Weak states also have a certain open-endedness of their state structures. Where there are little structures, there is a lot to be shaped; involvement may secure states that are beneficial to intervening powers. Iraq, Syria and Yemen being embroiled in prolonged (military) conflicts over the nature of their states means that states like Saudi-Arabia and Iran have both a lot to gain and a lot to lose – they certainly do not want the wrong party to win, or they may find new enemies at their doorstep.
With the international community apparently incapable, or unwilling, to act, Saudi-Arabia went as far as deploying ground troops in Yemen. Creating strong, pro-Saudi client states would be an ideal outcome; for the time being, however, it would be enough for Saudi policy makers to prevent Iran from doing so.
New kid on the bloc

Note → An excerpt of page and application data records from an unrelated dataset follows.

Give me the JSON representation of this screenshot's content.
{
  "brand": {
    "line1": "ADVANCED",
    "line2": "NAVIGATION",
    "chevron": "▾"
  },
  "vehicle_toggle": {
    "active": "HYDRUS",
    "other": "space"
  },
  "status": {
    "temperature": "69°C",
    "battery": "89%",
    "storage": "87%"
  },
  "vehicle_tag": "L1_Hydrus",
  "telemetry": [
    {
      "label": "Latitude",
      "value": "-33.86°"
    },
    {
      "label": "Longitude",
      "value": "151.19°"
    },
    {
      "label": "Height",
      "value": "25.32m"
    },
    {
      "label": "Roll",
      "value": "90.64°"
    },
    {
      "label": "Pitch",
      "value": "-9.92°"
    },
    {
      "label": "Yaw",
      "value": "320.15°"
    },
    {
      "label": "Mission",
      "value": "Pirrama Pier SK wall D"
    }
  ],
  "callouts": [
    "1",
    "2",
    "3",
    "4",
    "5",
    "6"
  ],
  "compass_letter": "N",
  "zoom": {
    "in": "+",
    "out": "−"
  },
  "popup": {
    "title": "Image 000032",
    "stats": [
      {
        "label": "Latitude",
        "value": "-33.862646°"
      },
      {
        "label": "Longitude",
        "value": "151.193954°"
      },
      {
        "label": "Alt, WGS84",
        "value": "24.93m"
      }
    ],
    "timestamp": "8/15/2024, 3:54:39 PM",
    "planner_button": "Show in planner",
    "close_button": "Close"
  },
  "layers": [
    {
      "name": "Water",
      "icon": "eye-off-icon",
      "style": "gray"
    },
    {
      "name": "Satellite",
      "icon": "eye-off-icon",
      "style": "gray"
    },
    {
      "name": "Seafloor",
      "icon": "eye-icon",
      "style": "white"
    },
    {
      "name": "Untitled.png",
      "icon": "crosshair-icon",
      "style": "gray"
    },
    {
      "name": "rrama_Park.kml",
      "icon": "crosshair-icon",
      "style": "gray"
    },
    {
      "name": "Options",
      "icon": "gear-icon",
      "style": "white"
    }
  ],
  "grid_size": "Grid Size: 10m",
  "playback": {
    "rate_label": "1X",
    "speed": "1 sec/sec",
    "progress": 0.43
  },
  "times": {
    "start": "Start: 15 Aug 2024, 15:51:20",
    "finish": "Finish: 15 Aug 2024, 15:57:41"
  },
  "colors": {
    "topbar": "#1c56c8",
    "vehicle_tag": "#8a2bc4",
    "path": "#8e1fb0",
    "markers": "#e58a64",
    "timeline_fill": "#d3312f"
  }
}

With the negotiations on the Iranian nuclear programme progressing greatly, Iran is close to shaking of its international isolation since the Iranian revolution over three decades ago. This could mark the beginning of a new age – Iraq gone and a nuclear deal would negate two important parts in Saudi-Arabia’s attempt to contain Iranian influence in the region.
Iranian client states, from Iraq to Lebanon, granting it access to the Mediterranean Sea, and foreign investment in the Iranian oil industry would grant Teheran both political and economic power. Thus, Riyadh is facing a similar problem as Israel – a new emerging regional power is challenging their policy, and pre-emptive strikes are necessary to prevent the worst.
Kenneth Waltz defined the concept of power equilibriums in international relations: In his realist theory, a balance of power maintains stability. This was, more or less, the case in the Middle East for a long time. But the coming is probably better described with John Mearsheimer’s offensive neorealism – the rise of a new regional power challenges existing regional powers, thus forcing them to act quickly while they are still dominant to prevent the rising power from becoming hegemonic. Looking at Saudi-Arabia’s population of 30 million, its well maintained diplomatic network and its well developed oil industry compared to Iran’s 75 million people, international isolation and its underdeveloped oil industry, it is easy to see how Iran has much more room for improvements, while Saudi-Arabia might be at its peak of power. Better use it before the balance shifts to Teheran’s favour.
This is why Saudi-Arabia is committing to Yemen. This is why it is building coalitions at every possible moment even when they might seem ineffective – coalitions against ISIS and coalitions in Yemen not only help preserve Saudi influence in those countries, but also assure it of support amongst Muslim states. Support, that help reassure Saudi leaders that they can rely on non-Western allies in containing Iran.